Note to writers: This letter contains spoilers of the film Fatal Attraction. Be forewarned!
Back when I was single, I accidentally scared off a few dates by mentioning that I sympathized with the character of Alex in the film Fatal Attraction.
Hear me out.
You may recall — Alex (played by Glenn Close) has a weekend fling with her married co-worker, Dan (Michael Douglas), and when Dan spurns her for his wife, Alex loses it. She tries to win Dan back (one appeal involves a suicide attempt), and when she realizes he’s gone for good, she destroys his car, kidnaps his daughter, and in the movie’s most iconic scene, boils the family’s pet bunny.
And I find her sympathetic how, exactly?
Look — it’s not like I’m rooting for Alex and against the bunny. It’s that, before she’s the villain, she’s a woman, and a wounded one, at that.
After their breakup, there’s a haunting scene when she sits alone in her apartment, turning her lamp on and off, on and off, while listening to Madam Butterfly, the ultimate story of betrayal and abandonment.

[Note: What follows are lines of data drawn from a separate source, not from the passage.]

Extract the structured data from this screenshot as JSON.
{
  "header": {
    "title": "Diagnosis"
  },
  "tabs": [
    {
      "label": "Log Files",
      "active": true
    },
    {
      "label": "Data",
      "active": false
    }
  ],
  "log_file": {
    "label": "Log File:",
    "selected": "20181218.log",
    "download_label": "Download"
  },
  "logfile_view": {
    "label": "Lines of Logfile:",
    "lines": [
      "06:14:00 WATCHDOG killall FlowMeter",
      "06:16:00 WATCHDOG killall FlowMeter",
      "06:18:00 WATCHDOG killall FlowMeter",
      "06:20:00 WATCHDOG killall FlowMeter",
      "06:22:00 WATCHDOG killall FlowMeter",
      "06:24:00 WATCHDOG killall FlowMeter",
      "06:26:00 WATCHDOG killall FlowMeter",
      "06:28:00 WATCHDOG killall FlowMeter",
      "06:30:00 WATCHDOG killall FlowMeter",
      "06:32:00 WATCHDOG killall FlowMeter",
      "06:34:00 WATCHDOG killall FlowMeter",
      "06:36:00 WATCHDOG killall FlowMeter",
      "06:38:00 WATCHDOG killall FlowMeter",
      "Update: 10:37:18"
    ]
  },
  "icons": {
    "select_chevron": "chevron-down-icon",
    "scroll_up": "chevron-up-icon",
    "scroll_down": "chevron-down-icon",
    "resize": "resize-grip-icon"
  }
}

Later, Alex watches from a distance as Dan gives his daughter the doomed bunny as a gift. For father and daughter, it’s a sweet and tender moment, but for Alex, it’s torture, so much so that she turns and throws up into a bush.
I’ve been thinking about Alex ever since I heard writer and editor Ali Shaw speak about villains at the HippoCamp Conference on Creative Nonfiction. Shaw said that sometimes in trying to create “sympathy for the devil,” writers think our villains must be likeable, or forgivable. Shaw says no. We just need to make them three-dimensional.
One way Shaw does that is to look for what Carl Jung called “the shadow self:”
“For one reason or another, we all have parts of ourselves that we don’t like—or that we think
society won’t like—so we push those parts down into our unconscious psyches. It is this collection of repressed aspects of our identity that Jung referred to as our shadow.”
— Jack E. Othon
“Those shadow selves can come from insecurity, grief, chemical imbalances, trauma after trauma, dysfunctional learned behavior, and more,” Shaw said. “They have a way of leaking out sideways, so the question you want to ask yourself is, what are the villain’s habits that show the hurt underneath?”
That’s what the scene with Alex and the bushes (and the bunny) exposes: Alex’s pain is so deep, so intolerable, she cannot physically contain it.
While it’s easy—even cathartic fun—to show your villains at their vitriol-spewing, vengeance-seeking worst, remember those moments are at their most heart-stopping when the person holding the knife is just that—a person.